I do believe the TCFlogger is starting to get it. I'm less sure about Jeremy Hunt.

Paul Martin's Sovereigntist Thinking

Last night I decided to work on some personal projects, instead of watching the debates. Based on the news reactions and subsequent coverage, I gather I didn't miss much.

However, I was struck by Paul Martin's attempt to defend Canadian integrity in front of BQ leader Gilles Duceppe. While it might have been passionate, it shows everything that's wrong with the current Liberal line on Canada-Quebec relations.

Here's what Martin said:
Let me say also that I am a Quebecer, and you are not going to take my country away from me with some trick, with some ambiguous question ... This is my country and my children were born and raised in Quebec, and you're not going to go to them and say that you're going to find some backdoor way of taking my country or dividing Quebec family against Quebec family.
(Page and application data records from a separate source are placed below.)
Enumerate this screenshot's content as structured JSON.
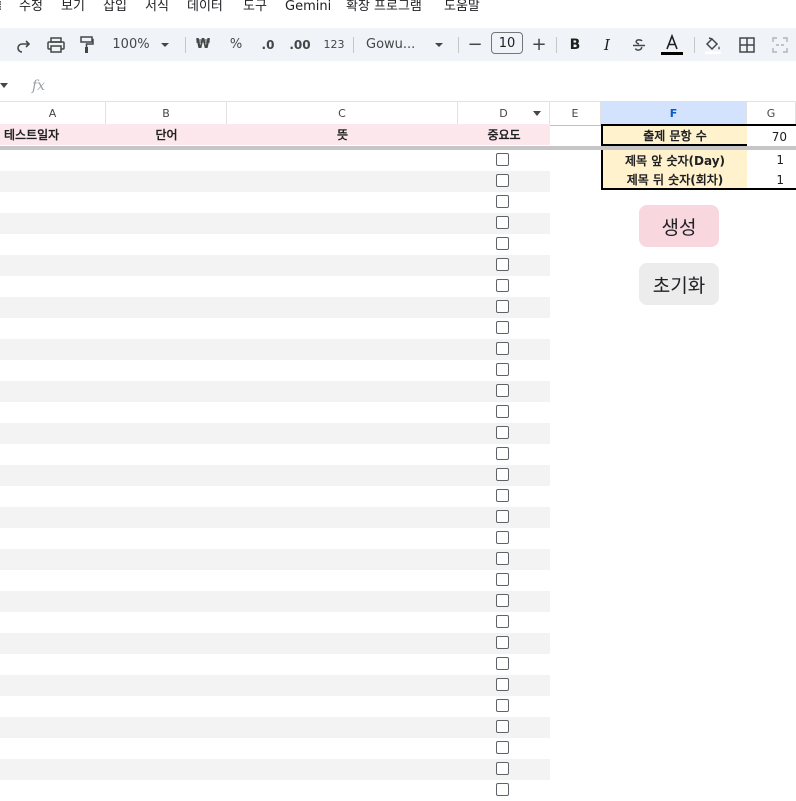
{
  "menu": [
    "수정",
    "보기",
    "삽입",
    "서식",
    "데이터",
    "도구",
    "Gemini",
    "확장 프로그램",
    "도움말"
  ],
  "toolbar": {
    "zoom": "100%",
    "currency": "₩",
    "percent": "%",
    "decrease_decimal": ".0",
    "increase_decimal": ".00",
    "number_format": "123",
    "font": "Gowu...",
    "font_size": "10",
    "minus": "−",
    "plus": "+",
    "bold": "B",
    "italic": "I"
  },
  "formula_bar": {
    "fx": "fx"
  },
  "columns": [
    "A",
    "B",
    "C",
    "D",
    "E",
    "F",
    "G"
  ],
  "header_row": {
    "test_date": "테스트일자",
    "word": "단어",
    "meaning": "뜻",
    "importance": "중요도"
  },
  "side_panel": {
    "question_count_label": "출제 문항 수",
    "question_count_value": "70",
    "title_prefix_label": "제목 앞 숫자(Day)",
    "title_prefix_value": "1",
    "title_suffix_label": "제목 뒤 숫자(회차)",
    "title_suffix_value": "1",
    "generate_button": "생성",
    "reset_button": "초기화"
  },
  "colors": {
    "header_bg": "#fce8ec",
    "side_cell_bg": "#fff2cc",
    "generate_bg": "#f8d7df",
    "reset_bg": "#ececec",
    "selected_column": "#d3e3fd"
  },
  "icons": [
    "redo-icon",
    "print-icon",
    "paint-format-icon",
    "zoom-dropdown-icon",
    "font-dropdown-icon",
    "strikethrough-icon",
    "text-color-icon",
    "fill-color-icon",
    "borders-icon",
    "merge-cells-icon",
    "checkbox-icon"
  ]
}
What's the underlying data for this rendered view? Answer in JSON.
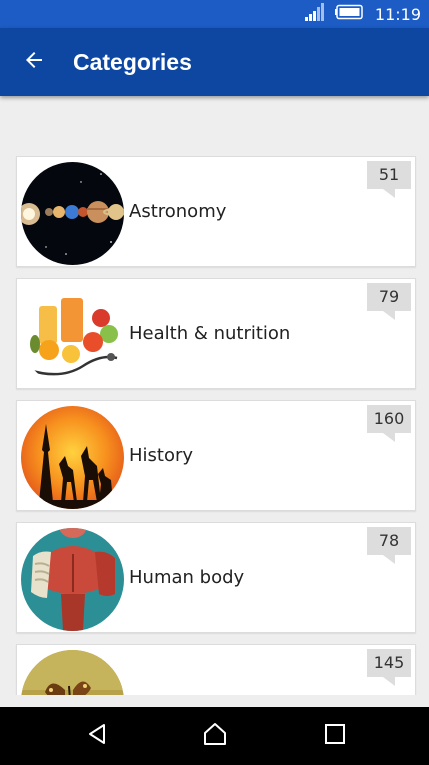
{
  "status_bar": {
    "time": "11:19",
    "signal_icon": "signal-icon",
    "battery_icon": "battery-icon"
  },
  "app_bar": {
    "title": "Categories",
    "back_icon": "arrow-back-icon"
  },
  "categories": [
    {
      "label": "Astronomy",
      "count": "51",
      "icon": "astronomy-planets-image"
    },
    {
      "label": "Health & nutrition",
      "count": "79",
      "icon": "health-fruits-image"
    },
    {
      "label": "History",
      "count": "160",
      "icon": "history-sunset-image"
    },
    {
      "label": "Human body",
      "count": "78",
      "icon": "human-body-anatomy-image"
    },
    {
      "label": "",
      "count": "145",
      "icon": "butterfly-image"
    }
  ],
  "nav_bar": {
    "back_icon": "nav-back-icon",
    "home_icon": "nav-home-icon",
    "recents_icon": "nav-recents-icon"
  },
  "colors": {
    "status_bar": "#1c5cc4",
    "app_bar": "#0d47a1",
    "background": "#eeeeee",
    "card": "#ffffff",
    "badge": "#dddddd"
  }
}
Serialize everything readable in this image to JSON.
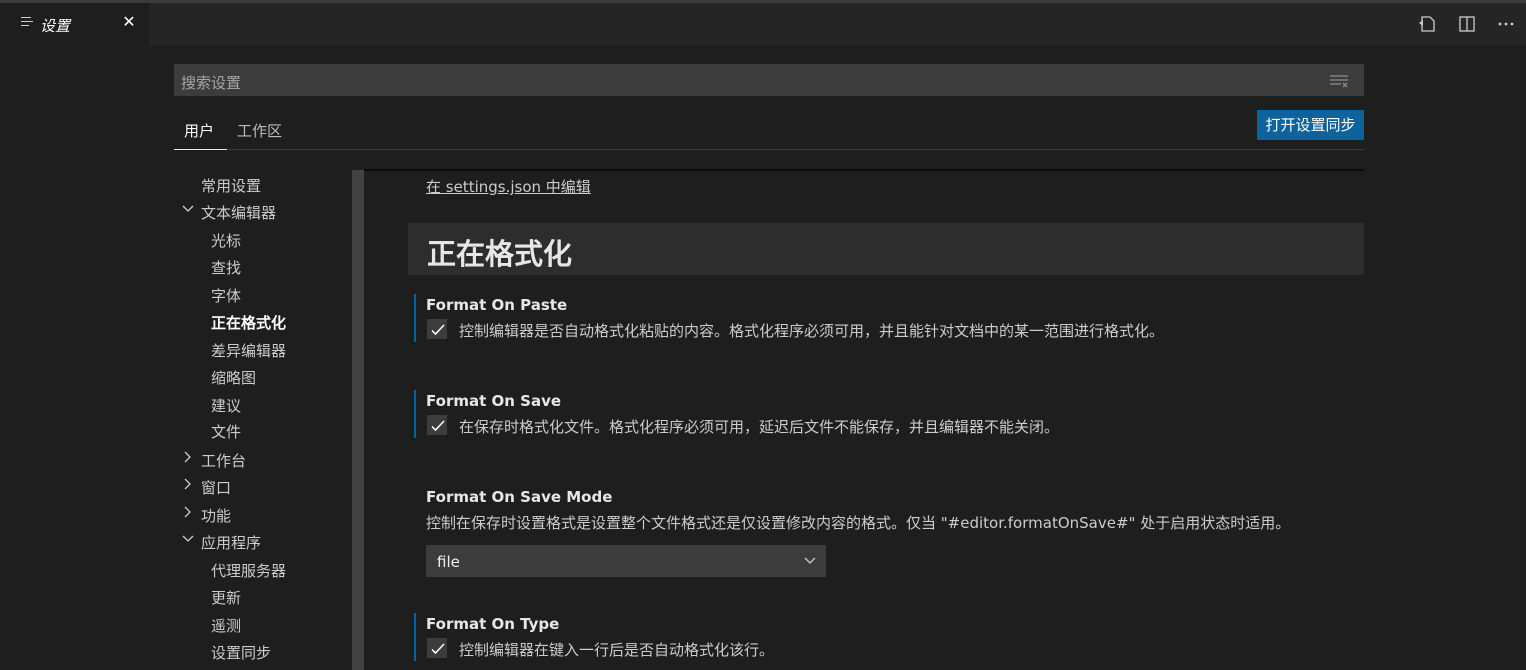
{
  "tab": {
    "title": "设置",
    "close": "✕"
  },
  "search": {
    "placeholder": "搜索设置"
  },
  "scope": {
    "user": "用户",
    "workspace": "工作区",
    "sync_button": "打开设置同步"
  },
  "toc": {
    "items": [
      {
        "label": "常用设置"
      },
      {
        "label": "文本编辑器"
      },
      {
        "label": "光标"
      },
      {
        "label": "查找"
      },
      {
        "label": "字体"
      },
      {
        "label": "正在格式化"
      },
      {
        "label": "差异编辑器"
      },
      {
        "label": "缩略图"
      },
      {
        "label": "建议"
      },
      {
        "label": "文件"
      },
      {
        "label": "工作台"
      },
      {
        "label": "窗口"
      },
      {
        "label": "功能"
      },
      {
        "label": "应用程序"
      },
      {
        "label": "代理服务器"
      },
      {
        "label": "更新"
      },
      {
        "label": "遥测"
      },
      {
        "label": "设置同步"
      }
    ]
  },
  "content": {
    "edit_link": "在 settings.json 中编辑",
    "section_title": "正在格式化",
    "settings": [
      {
        "title": "Format On Paste",
        "description": "控制编辑器是否自动格式化粘贴的内容。格式化程序必须可用，并且能针对文档中的某一范围进行格式化。",
        "checked": true
      },
      {
        "title": "Format On Save",
        "description": "在保存时格式化文件。格式化程序必须可用，延迟后文件不能保存，并且编辑器不能关闭。",
        "checked": true
      },
      {
        "title": "Format On Save Mode",
        "description": "控制在保存时设置格式是设置整个文件格式还是仅设置修改内容的格式。仅当 \"#editor.formatOnSave#\" 处于启用状态时适用。",
        "value": "file"
      },
      {
        "title": "Format On Type",
        "description": "控制编辑器在键入一行后是否自动格式化该行。",
        "checked": true
      }
    ]
  },
  "colors": {
    "accent": "#0e639c",
    "focus_bar": "#007acc",
    "background": "#1e1e1e"
  },
  "icons": [
    "menu-lines-icon",
    "close-icon",
    "open-json-icon",
    "split-editor-icon",
    "more-icon",
    "filter-icon",
    "chevron-down-icon",
    "chevron-right-icon",
    "check-icon"
  ]
}
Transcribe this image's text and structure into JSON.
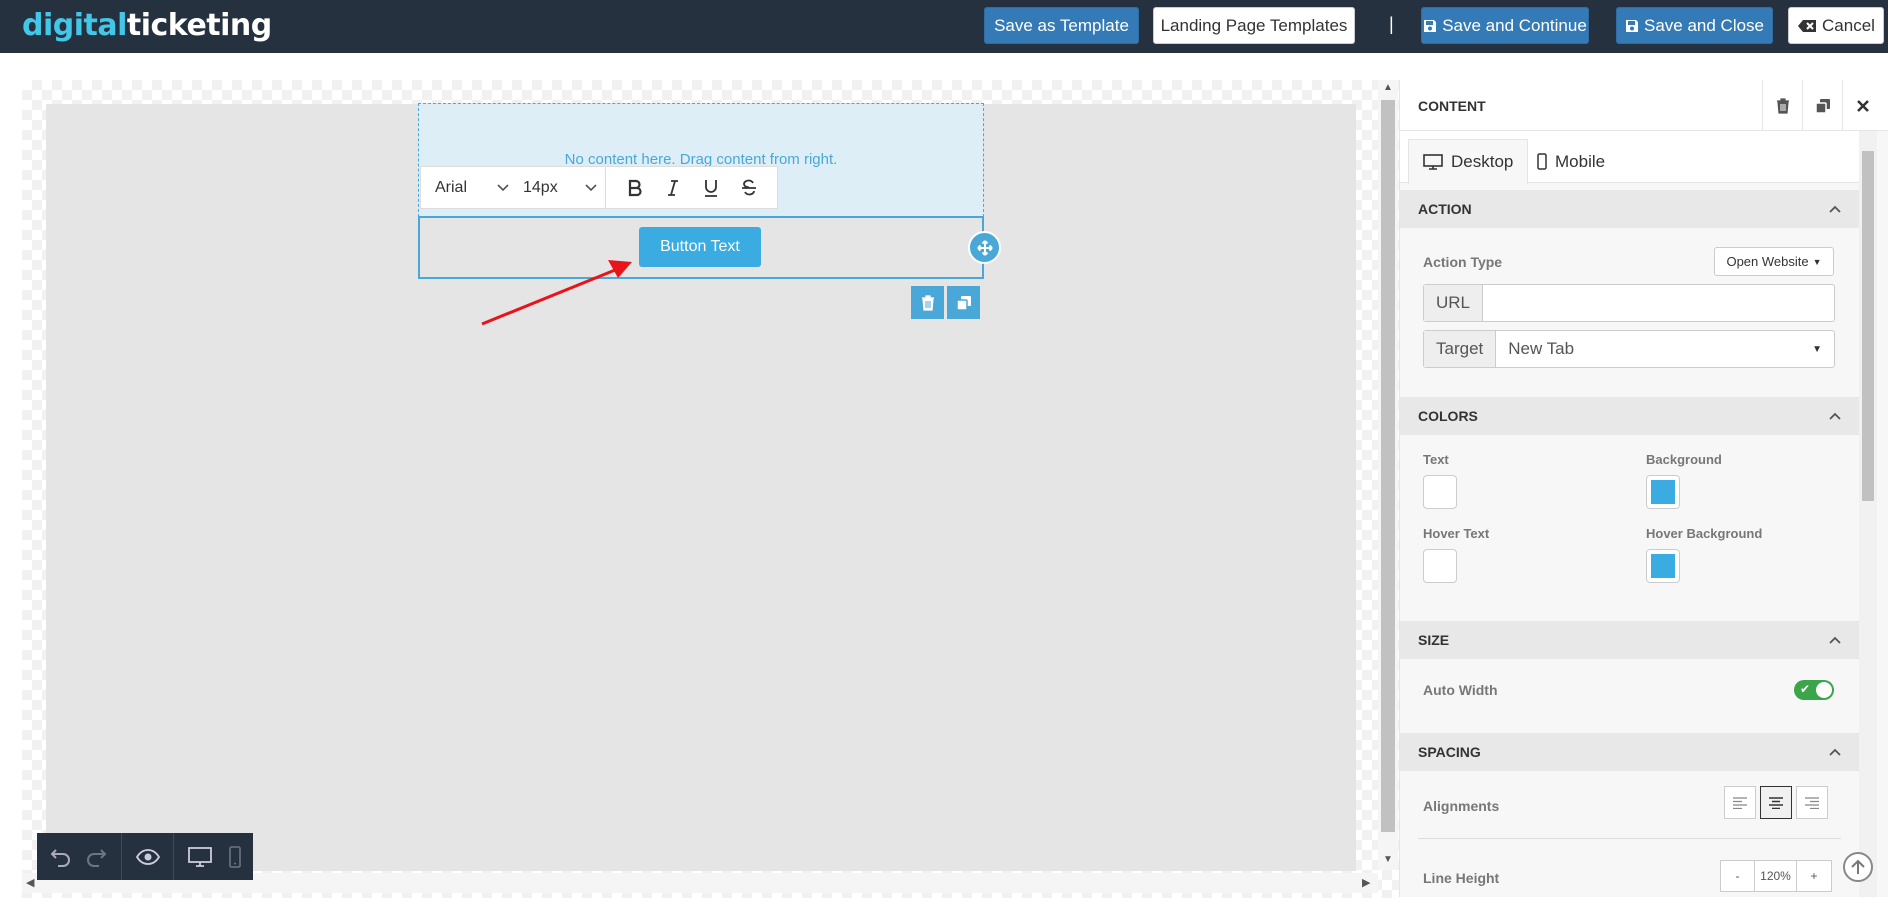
{
  "header": {
    "logo_part1": "digital",
    "logo_part2": "ticketing",
    "save_template": "Save as Template",
    "landing_templates": "Landing Page Templates",
    "separator": "|",
    "save_continue": "Save and Continue",
    "save_close": "Save and Close",
    "cancel": "Cancel"
  },
  "canvas": {
    "drop_placeholder": "No content here. Drag content from right.",
    "font_family": "Arial",
    "font_size": "14px",
    "button_text": "Button Text"
  },
  "panel": {
    "title": "CONTENT",
    "tabs": {
      "desktop": "Desktop",
      "mobile": "Mobile"
    },
    "action": {
      "header": "ACTION",
      "type_label": "Action Type",
      "type_value": "Open Website",
      "url_label": "URL",
      "url_value": "",
      "target_label": "Target",
      "target_value": "New Tab"
    },
    "colors": {
      "header": "COLORS",
      "text_label": "Text",
      "background_label": "Background",
      "hover_text_label": "Hover Text",
      "hover_background_label": "Hover Background",
      "text_color": "#ffffff",
      "background_color": "#3aace2",
      "hover_text_color": "#ffffff",
      "hover_background_color": "#3aace2"
    },
    "size": {
      "header": "SIZE",
      "auto_width_label": "Auto Width",
      "auto_width": true
    },
    "spacing": {
      "header": "SPACING",
      "alignments_label": "Alignments",
      "line_height_label": "Line Height",
      "line_height_value": "120%",
      "minus": "-",
      "plus": "+"
    }
  },
  "accent_color": "#3aace2",
  "topbar_color": "#263140"
}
We do have an opportunity, and Quebecers understand this, to build a country which is without parallel, and if you take a look at the way that Canada is measuring up in terms of our economy, in terms of the strength of our social programs, in terms of our independent foreign policy, I believe that we do appeal to the deep attachment, the deep love of this country that Quebecers have and you're not going to win, Mr. Duceppe. Let me tell you that.
A defence of Canada that mentions Quebec five times -- and Canada only once. And furthermore, Canada is only mentioned near the end of his defence.

What I find irritating about this line is that in trying to speak to Duceppe as a fellow Quebecer, Martin has in effect ignored his identity as a Canadian. Martin's statement falls into the mindset that Quebec sovereignty is to be decided by Quebeckers alone, a mindset not shared by most federalists.

So what would have been a better line to take? A line that would have rendered Gilles Duceppe speechless, or at least sputtering. A line that would have began as:

"Mr. Duceppe. You are Canadian. I will not let you destroy your country with with some trick, with some ambiguous question. Your children were born Canadian and raised as Canadians, whether you want to admit it or not. For the virtues of Quebec are the virtues of Canada and can be found in all Canadians. Are you going to tell your children that their neighbors are no longer neighbors?"

The best way to deal with the sovereignty question, at this stage of the game, is to introduce a completely new mindset. That's something that Paul Martin can't learn in six weeks.